- bad meadow making instructions
- commercial shortage (absence, actually) of locally native seeds
Until these problems are addressed, the University of Maryland Extension Home & Garden Information Center (HGIC) is recommending that homeowners try smaller meadow projects using the following, modular approach:
- In late winter, select a small lawn area of only a few hundred square feet.
- Remove the turf and the topsoil underneath it. This eliminates weeds and the weed seeds that would compete with your meadow. Native meadow plants are generally happier growing on the poor soil beneath your topsoil anyhow.
- Have a long-term plan for keeping the lawn grasses out of your meadow. Most lawn grasses cannot be stopped by a simple mulched path. Lawn mowers must always side-cast clippings away from the meadow.
- Order plugs from a nursery that specializes in locally native plants. Look for a nursery that can tell you which ecoregion you are in, and which ecoregion their plants were sourced from. Such a nursery will be able to advise you as to the species appropriate for a meadow given your location and site conditions, including deer pressure.
- The desire to plant flowers is strong, however stable meadows are composed of 50 to 70% grasses. Order more grass plugs than flower plugs.
- Expect to pay somewhere around $1 per plug, depending on size and species, and to plant one plug per square foot. This high density provides for quick canopy closure by the natives, thus reducing weed competition.
- Plant your plugs. Water the plugs as needed over the next few weeks, until they are established, but do not fertilize. Mulch is not appropriate for dry sunny meadows, but can be useful for shade meadows. Imported mulch often contains weed seeds.
- Keep a close eye on your meadow during the first year.
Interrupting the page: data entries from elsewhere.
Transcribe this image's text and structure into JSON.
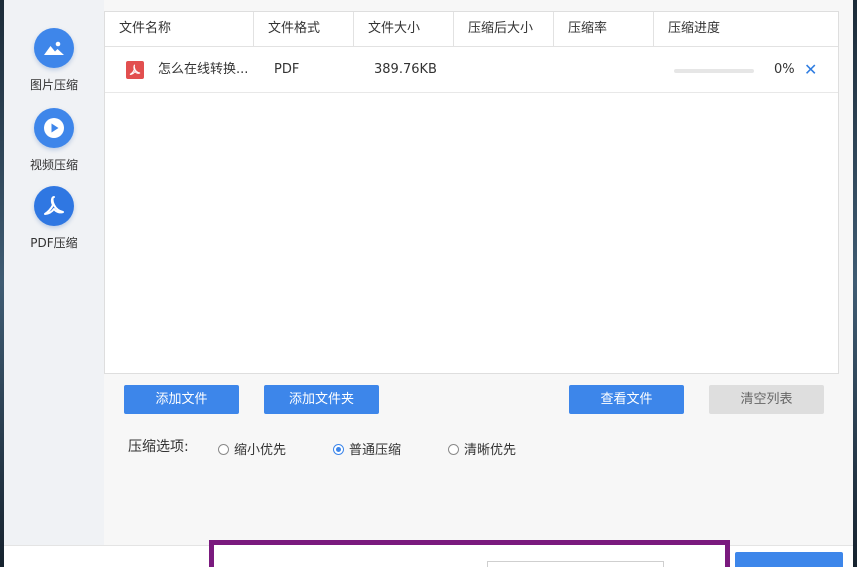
{
  "sidebar": {
    "items": [
      {
        "label": "图片压缩",
        "icon": "image-icon"
      },
      {
        "label": "视频压缩",
        "icon": "play-icon"
      },
      {
        "label": "PDF压缩",
        "icon": "pdf-icon"
      }
    ]
  },
  "table": {
    "headers": [
      "文件名称",
      "文件格式",
      "文件大小",
      "压缩后大小",
      "压缩率",
      "压缩进度"
    ],
    "rows": [
      {
        "name": "怎么在线转换...",
        "format": "PDF",
        "size": "389.76KB",
        "compressed_size": "",
        "ratio": "",
        "progress_text": "0%",
        "progress_value": 0
      }
    ]
  },
  "buttons": {
    "add_file": "添加文件",
    "add_folder": "添加文件夹",
    "view_files": "查看文件",
    "clear_list": "清空列表"
  },
  "options": {
    "label": "压缩选项:",
    "choices": [
      "缩小优先",
      "普通压缩",
      "清晰优先"
    ],
    "selected": "普通压缩"
  },
  "colors": {
    "accent": "#3d86ea",
    "highlight_border": "#7a1a7e",
    "pdf_red": "#e24f4f"
  }
}
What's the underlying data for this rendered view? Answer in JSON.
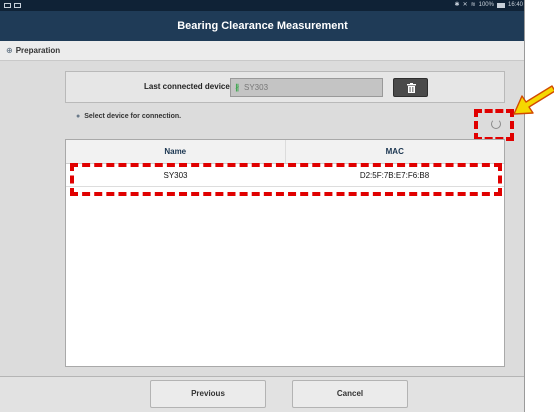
{
  "status_bar": {
    "left_icons": [
      "gallery-icon",
      "image-icon"
    ],
    "right_text": "100%",
    "time": "16:40",
    "right_icons": [
      "bluetooth-icon",
      "mute-icon",
      "signal-icon",
      "battery-icon"
    ]
  },
  "app_bar": {
    "title": "Bearing Clearance Measurement"
  },
  "section": {
    "bullet": "⊕",
    "title": "Preparation"
  },
  "last_connected": {
    "label": "Last connected device",
    "device_icon": "bluetooth-icon",
    "value": "SY303",
    "delete_icon": "trash-icon"
  },
  "device_list": {
    "instruction_bullet": "●",
    "instruction": "Select device for connection.",
    "columns": [
      "Name",
      "MAC"
    ],
    "rows": [
      {
        "name": "SY303",
        "mac": "D2:5F:7B:E7:F6:B8"
      }
    ]
  },
  "footer": {
    "previous": "Previous",
    "cancel": "Cancel"
  },
  "colors": {
    "app_bar": "#1f3b57",
    "status_bar": "#0f2236",
    "highlight": "#e00000",
    "arrow": "#f5d800"
  }
}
Learn to distinguish the native plants from the weed species that will try to invade the meadow.
- Your young meadow won’t flower much the first year.
- Get to know the seeds of your meadow plants. Your seeds are building up the soil-seed-bank. In future years, when there is a disturbance in your meadow, the seeds that germinate will be those of desirable meadow species.
- Learn what the seedlings of your plants look like so you don’t pull them.
- The seeds produced by the first module can be used to sow subsequent modules. Harvest seed-bearing stems and place them upside-down in paper bags to dry. Store the bags in a dry place, safe from breezes and mice. Over the next few weeks, seeds will fall from the stems into the bags.
- In the fall, remove the turf and topsoil to create the next module. If you think you might also like to plug the next module, fall is the ideal time to order your plugs.
- In late fall or early winter, sprinkle your seeds over the soil. Scratch them into the soil very shallowly, 1/8” or less. Then tamp the soil gently with your feet and water. A light covering of clean straw can be beneficial, but make sure only to purchase straw that is weed-seed free.
- In the spring, monitor the germination of the seeds you have sown, and plant any additional plugs you may have ordered. This brings you full circle!
- By repeating this cycle, you can add new modules to your meadow each year.
Books you may find helpful
- Cullina, William. 2000. New England Wildflower Society Guide to Growing Wildflowers of the United States and Canada.
- Cullina, William. 2008. Native Ferns, Moss, and Grasses.
- Phillips, Harry R. 1985. Growing and Propagating Wildflowers. UNC Press.
- Stein, Sara. 1993. Noah's Garden: Restoring the Ecology of Our Own Backyards.
- Weaner, Larry. Garden Revolution. Timber Press.